WORK REQUIRED:
In the entries below, count the lines holding "this". Reply with the number only.

(Recorded data)
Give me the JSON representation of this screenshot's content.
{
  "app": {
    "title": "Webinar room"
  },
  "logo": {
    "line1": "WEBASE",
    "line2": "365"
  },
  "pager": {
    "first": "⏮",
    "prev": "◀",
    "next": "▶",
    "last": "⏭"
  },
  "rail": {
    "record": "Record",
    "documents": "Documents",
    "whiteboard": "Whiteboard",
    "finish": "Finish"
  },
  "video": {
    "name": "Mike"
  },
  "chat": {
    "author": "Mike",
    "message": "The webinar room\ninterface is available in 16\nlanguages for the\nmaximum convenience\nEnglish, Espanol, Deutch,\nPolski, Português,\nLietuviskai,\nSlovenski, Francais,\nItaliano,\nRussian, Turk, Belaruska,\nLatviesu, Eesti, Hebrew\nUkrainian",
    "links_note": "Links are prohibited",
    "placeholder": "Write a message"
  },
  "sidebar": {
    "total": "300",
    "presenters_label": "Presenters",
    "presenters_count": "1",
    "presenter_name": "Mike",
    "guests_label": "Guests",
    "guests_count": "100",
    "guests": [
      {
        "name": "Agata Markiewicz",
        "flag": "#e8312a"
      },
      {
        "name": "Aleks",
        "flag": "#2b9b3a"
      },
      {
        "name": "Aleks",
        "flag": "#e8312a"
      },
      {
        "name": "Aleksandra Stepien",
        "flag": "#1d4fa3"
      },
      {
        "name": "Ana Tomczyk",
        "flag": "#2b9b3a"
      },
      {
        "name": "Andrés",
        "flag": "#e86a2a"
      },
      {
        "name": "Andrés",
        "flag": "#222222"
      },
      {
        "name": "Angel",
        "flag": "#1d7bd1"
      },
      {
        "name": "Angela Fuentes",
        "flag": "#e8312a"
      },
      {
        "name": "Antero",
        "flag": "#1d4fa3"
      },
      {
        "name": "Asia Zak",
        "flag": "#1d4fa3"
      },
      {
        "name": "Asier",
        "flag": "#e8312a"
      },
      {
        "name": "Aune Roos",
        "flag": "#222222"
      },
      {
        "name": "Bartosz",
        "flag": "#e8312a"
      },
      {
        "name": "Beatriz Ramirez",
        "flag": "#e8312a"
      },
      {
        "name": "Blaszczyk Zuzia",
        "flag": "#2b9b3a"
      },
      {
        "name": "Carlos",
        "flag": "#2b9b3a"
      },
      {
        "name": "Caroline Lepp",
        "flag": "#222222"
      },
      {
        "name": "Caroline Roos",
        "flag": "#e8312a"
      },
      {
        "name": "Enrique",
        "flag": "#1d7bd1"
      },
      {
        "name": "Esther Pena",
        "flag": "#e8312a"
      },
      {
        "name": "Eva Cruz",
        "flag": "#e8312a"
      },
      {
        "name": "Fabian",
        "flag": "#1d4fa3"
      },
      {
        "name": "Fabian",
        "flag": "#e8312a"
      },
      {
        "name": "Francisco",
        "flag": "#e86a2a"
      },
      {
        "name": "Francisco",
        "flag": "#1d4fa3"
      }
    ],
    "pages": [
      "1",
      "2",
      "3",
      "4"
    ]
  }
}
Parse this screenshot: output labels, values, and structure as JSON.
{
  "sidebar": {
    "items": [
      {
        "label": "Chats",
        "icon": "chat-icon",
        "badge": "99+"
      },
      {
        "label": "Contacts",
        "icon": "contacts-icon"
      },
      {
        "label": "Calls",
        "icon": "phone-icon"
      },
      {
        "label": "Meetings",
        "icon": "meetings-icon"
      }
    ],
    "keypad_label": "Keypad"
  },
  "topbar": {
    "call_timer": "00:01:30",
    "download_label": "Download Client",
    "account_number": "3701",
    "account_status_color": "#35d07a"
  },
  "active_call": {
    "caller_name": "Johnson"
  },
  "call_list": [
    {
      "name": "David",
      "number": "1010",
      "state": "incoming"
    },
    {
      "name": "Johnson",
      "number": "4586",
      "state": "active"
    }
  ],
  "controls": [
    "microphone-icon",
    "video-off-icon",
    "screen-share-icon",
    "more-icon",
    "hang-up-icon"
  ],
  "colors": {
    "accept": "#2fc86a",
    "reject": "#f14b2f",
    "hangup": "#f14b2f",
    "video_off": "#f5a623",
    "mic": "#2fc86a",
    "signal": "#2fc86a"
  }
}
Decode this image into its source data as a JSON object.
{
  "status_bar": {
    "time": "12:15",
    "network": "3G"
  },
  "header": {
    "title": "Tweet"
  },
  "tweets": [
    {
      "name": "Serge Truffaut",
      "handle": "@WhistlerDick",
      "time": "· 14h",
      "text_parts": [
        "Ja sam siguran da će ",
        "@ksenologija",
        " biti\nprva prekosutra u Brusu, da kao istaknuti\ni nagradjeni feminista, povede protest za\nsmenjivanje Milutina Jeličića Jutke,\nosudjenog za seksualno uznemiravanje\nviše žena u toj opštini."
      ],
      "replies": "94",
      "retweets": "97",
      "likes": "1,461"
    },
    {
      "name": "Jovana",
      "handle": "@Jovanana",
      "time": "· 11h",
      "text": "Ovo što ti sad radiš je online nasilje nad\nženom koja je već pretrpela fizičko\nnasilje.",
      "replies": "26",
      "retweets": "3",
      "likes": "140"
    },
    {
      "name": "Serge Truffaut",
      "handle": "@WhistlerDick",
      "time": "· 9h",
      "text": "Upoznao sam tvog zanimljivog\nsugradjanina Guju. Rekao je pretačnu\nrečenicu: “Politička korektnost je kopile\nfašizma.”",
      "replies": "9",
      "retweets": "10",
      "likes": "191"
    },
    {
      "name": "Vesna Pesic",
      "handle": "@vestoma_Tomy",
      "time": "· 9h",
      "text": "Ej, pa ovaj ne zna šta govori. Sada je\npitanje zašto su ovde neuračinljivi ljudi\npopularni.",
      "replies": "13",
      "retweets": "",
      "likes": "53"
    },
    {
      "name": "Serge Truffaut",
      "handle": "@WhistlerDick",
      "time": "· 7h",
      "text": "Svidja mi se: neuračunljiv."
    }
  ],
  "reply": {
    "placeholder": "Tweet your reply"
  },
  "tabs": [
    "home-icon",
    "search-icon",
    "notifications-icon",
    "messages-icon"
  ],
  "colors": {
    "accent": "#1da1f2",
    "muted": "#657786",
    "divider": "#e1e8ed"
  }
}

WORKED SOLUTION:
3